This is a clear reminder of the consequences when we let anger lead.
It’s easy to react without thinking, to give in to impulse. But the satisfaction is short-lived, and the aftermath is often a mess. We lose ourselves, and our ability to use the situation to increase understanding and strengthen the fabric of connection.
There’s another way.
We can choose to engage with the screw thoughtfully. To align it with care, to find the right tool, and to turn it slowly, watching as the threads catch and hold. Each turn creates a new path forward. It’s a process, a conversation, a building block of mutual learning. Each measured response to frustration deepens trust and cements understanding.

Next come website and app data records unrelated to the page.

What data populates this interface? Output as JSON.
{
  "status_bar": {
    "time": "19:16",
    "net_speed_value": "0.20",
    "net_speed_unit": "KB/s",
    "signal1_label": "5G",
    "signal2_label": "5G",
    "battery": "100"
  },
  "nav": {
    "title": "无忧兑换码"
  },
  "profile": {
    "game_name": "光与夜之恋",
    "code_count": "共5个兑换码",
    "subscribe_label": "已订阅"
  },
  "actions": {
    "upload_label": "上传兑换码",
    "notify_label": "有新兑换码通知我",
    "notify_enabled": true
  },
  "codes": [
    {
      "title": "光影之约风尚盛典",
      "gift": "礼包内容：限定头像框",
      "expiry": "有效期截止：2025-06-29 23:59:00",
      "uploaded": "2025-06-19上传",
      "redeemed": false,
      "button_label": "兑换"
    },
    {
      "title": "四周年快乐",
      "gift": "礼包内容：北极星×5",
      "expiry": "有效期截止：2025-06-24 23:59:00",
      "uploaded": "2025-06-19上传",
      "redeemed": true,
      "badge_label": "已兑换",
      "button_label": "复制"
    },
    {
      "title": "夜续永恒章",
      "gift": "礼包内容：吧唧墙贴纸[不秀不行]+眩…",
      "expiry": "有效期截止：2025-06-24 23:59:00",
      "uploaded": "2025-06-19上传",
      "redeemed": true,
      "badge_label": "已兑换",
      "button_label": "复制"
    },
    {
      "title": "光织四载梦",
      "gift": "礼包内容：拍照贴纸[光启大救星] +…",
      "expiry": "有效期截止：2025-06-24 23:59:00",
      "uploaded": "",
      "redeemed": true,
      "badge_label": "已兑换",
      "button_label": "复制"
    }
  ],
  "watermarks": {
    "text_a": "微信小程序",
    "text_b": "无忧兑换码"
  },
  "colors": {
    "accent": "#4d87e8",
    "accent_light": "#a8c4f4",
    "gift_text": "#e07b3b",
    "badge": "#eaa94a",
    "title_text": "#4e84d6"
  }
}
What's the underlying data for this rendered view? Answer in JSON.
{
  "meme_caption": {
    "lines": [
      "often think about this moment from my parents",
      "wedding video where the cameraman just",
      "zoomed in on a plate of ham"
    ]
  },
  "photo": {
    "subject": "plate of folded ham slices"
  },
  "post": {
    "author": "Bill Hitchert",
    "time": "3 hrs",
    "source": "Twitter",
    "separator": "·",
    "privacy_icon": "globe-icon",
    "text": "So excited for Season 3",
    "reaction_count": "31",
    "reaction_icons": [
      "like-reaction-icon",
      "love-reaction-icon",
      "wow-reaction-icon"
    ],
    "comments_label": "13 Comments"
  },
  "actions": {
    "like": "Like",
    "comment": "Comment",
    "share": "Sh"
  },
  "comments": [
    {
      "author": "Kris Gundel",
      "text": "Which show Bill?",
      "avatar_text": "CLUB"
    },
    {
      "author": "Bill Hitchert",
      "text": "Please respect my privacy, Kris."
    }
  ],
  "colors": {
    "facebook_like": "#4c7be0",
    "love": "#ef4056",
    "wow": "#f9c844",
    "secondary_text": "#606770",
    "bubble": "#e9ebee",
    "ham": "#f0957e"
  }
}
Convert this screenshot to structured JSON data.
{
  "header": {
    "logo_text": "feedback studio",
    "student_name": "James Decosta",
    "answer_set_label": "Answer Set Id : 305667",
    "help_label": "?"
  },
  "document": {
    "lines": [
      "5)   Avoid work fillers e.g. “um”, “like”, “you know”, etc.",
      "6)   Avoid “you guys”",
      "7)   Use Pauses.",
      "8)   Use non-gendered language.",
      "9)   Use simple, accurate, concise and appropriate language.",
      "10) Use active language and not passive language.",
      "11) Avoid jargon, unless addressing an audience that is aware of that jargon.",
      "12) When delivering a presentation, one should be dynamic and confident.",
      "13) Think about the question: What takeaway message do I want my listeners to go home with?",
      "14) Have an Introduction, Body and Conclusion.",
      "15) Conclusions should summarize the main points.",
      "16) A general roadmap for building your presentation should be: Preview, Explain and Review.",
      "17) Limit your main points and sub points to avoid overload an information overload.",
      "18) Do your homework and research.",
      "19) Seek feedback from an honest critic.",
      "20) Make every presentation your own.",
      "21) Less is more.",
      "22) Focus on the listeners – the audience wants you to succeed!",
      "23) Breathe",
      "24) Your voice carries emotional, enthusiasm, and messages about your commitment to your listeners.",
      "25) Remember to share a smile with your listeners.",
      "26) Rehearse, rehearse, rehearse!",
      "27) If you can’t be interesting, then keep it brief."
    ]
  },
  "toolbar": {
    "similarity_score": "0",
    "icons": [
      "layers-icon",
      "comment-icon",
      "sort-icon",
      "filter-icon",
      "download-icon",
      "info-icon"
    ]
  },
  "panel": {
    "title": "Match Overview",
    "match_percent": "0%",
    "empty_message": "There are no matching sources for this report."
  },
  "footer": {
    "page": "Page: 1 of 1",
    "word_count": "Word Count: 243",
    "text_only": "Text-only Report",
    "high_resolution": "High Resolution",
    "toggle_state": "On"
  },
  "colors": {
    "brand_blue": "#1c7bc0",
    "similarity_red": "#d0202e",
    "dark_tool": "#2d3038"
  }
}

This isn’t merely a quick fix; it’s crafting something enduring together.
It puts everyone on the same team, figuring out how best to fasten the screw.
The emotional craftsmanship required to turn the screw rather than hammer it in calls for leaders to recognize a surge of anger and to choose a different course—not because the anger isn’t justified, but because their vision is greater, deserving of care, and requires everyone working together to make it a reality.
When the hammer beckons, remember that true strength isn’t shown in the force of the blow but in the restraint of the hand that holds the hammer. It lies in taking that breath, in seeking to understand the why behind the what, and in responding with a clarity that educates, rectifies, and, above all, builds.
What we’re constructing is never merely a project or a policy, but a culture. A culture of resilience and intentionality. A culture where lessons are learned, not imposed; where growth is encouraged, not demanded; where the threads of our shared purpose are spun together tightly, not torn by the sharp edge of anger.
This is the slow and steady creation of something greater.
This is a lasting legacy of a leader.
As we navigate the complexities of our roles—in boardrooms or living rooms—let’s choose to be craftsmen of emotion. Architects of response. Let’s put down the hammer, pick up the screwdriver, and turn—slowly, intentionally—building a world that’s more than the sum of its parts, and far stronger for it.